- “Do you and your partner discuss expectations and then negotiate, or does someone bear the blame when one or the other is disappointed?”
- “In a conflict with your partner, do you use words for any reason other than to be understood?”
- “In a conflict, is your first priority to understand your partner or to be understood?”
- “Do you and your partner view issues causing conflict as the enemy, or do you turn on one another?”
Kimmons’ experience suggests another question: “Do I talk to someone outside my marriage more than I talk to my spouse?”
After answering these questions, a person should ask for their spouse’s opinion on how well they are doing in these areas. Comparing notes with compassion and sensitivity can lead to new growth.
2. Create complete openness
Couples should create a safe space to discuss anything without being ashamed. It’s important to talk about relationship temptations, as well as other things that might be tempting to keep secret—purchases that aren’t in the budget, explosions with the kids, failures at work, etc.
Openness can provide emotional support as well as accountability and unity.
3. Create openness with someone outside the marriage
A trusted and experienced mentor can help a couple through hard and even embarrassing issues—providing good advice and not just reaffirming words. Whether it’s a mentor couple, people from one’s church, or even a professional counselor, a third party can help a couple see issues in a new light. Just be careful to avoid overexposure to members of the opposite sex.
Gaither strongly emphasizes the value of professional counseling to resolve ongoing issues of communication or intimacy.
“In ‘no-fault states,’ it only takes one to dissolve a marriage,” Gaither said. “Therefore, early intervention is crucial. If one spouse or the other does not manage expectations well or does not resolve disputes constructively, someone should seek the help of a counselor.
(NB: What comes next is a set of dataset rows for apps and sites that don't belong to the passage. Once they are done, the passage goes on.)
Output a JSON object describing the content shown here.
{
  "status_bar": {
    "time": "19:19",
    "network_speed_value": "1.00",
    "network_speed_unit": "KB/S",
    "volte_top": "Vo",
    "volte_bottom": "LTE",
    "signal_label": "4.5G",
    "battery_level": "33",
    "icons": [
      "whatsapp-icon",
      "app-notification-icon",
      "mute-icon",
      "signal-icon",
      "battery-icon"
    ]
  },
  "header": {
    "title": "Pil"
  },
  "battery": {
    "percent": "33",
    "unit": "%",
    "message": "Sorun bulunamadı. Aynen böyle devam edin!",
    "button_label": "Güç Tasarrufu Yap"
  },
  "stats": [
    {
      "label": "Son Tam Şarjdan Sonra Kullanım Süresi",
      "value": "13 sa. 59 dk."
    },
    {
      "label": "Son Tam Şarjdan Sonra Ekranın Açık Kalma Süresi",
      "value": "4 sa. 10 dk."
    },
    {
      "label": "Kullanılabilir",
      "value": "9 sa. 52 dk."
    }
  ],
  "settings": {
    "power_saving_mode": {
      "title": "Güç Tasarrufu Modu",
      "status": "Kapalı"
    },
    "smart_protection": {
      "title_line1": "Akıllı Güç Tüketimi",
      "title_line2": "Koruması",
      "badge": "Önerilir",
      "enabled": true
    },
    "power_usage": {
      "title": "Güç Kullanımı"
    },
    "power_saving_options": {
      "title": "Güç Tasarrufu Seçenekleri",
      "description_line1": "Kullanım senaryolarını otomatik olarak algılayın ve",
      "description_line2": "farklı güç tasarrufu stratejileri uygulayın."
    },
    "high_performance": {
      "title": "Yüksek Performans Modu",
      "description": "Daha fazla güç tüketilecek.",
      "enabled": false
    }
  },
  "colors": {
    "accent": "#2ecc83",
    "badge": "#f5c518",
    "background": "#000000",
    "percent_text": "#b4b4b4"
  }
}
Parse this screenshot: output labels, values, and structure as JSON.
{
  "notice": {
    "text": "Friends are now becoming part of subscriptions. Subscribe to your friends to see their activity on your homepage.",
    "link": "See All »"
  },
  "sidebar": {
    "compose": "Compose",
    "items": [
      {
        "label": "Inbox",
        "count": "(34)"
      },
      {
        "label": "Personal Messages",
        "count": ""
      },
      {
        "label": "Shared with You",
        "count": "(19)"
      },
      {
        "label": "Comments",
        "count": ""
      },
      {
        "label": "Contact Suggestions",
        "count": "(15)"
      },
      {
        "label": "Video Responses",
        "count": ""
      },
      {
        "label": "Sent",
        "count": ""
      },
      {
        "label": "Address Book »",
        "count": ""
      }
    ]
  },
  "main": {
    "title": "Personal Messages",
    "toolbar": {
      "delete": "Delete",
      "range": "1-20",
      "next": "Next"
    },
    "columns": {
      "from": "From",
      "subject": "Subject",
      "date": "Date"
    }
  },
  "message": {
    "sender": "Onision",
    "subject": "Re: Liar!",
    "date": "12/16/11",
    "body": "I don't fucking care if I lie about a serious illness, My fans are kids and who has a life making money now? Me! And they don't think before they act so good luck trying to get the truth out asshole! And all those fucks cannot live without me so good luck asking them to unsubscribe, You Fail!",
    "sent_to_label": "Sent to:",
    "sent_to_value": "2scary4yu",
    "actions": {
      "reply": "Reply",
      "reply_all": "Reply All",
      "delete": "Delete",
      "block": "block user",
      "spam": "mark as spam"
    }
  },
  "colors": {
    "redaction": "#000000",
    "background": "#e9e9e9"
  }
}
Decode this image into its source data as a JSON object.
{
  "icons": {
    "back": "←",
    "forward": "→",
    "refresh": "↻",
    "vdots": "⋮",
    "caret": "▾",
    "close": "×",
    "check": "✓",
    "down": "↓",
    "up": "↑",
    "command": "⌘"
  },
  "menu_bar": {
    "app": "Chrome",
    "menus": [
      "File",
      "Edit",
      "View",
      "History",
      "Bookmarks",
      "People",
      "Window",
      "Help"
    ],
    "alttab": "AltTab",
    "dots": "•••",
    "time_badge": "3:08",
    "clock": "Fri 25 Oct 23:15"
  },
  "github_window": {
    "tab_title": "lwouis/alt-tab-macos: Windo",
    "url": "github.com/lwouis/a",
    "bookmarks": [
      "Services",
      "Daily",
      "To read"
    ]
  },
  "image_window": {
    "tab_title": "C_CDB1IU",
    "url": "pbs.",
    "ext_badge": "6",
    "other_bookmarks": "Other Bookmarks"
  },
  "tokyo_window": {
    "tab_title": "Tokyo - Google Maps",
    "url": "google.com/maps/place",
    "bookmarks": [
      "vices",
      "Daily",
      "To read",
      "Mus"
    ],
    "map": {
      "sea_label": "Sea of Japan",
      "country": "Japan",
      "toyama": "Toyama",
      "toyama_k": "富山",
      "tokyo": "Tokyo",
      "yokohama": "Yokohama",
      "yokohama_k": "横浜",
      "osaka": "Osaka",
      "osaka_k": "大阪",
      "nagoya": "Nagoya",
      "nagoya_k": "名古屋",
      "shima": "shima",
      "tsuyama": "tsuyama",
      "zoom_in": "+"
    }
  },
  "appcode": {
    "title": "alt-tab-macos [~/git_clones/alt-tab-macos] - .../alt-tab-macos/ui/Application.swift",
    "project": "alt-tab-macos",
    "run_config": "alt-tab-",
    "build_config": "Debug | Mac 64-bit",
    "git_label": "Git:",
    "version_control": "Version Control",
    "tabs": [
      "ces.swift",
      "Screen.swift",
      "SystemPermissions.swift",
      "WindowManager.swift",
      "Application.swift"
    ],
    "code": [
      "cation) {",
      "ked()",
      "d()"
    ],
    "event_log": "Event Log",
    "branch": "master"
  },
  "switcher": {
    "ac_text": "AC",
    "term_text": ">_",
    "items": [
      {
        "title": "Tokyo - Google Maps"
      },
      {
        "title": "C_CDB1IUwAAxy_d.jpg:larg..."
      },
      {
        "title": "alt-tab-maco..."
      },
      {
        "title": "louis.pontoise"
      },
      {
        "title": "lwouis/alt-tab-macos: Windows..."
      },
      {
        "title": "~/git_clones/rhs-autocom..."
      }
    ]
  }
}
Obviously, both individuals should be present and actively engaged, but this is not always possible. […] In this case, counseling for one partner is better than none at all.”
4. Help make invisible sins visible
Gaither explains his family’s approach: “In the spirit of building and maintaining trust, my wife and I disclose all online accounts and we give complete access to one another. She has all my passwords, and I have all of hers — e-mail accounts, Facebook, Twitter, Google+, online banking, everything. While we respect one another’s privacy, neither of us can see any good coming from secret or locked online accounts.”
Covenant Eyes Internet Accountability is a useful tool to make both partners’ online choices visible to a trusted Accountability Partner. Make sure this person (or people) will tell the other spouse if they see signs of trouble, and the Accountability Partner should be aware of specific boundaries that have been set.
Does this sound too intrusive? Hear what Gaither says: “If one partner is reluctant to grant complete access to the other, they suffer from a serious breakdown of trust. Again, online behavior becomes a symptom of a deeper problem. The issue undermining the couple’s trust should be discovered and removed for the marriage to thrive.”
5. Spouses set boundaries
Either partner should be able to say, “I’m not okay with that activity,” and have that statement respected and not fought.
A wife may think it’s not a temptation for her to be Facebook friends with her high school boyfriend, but if her husband is uncomfortable, it is a problematic issue for the marriage. One spouse may see danger ahead that the other does not. Even if a spouse is overly sensitive, protecting shared intimacy and trust should be the bottom line.
What boundaries might be set within a relationship?
- Unfriend and block anyone who is a temptation. Old flames are likely to fall into this category.
- Move a computer so that the screen is visible to both partners.
- Chat and browser windows should not be minimized when a spouse walks by. Other than surprises planned for one’s partner, such as gifts, all online activity should be open to a spouse.
- Many people are tempted when chatting online late at night, when their spouse is not home, or after several hours of surfing the Internet. Consider setting time limitations on Internet use. Covenant Eyes Filtering can create such boundaries.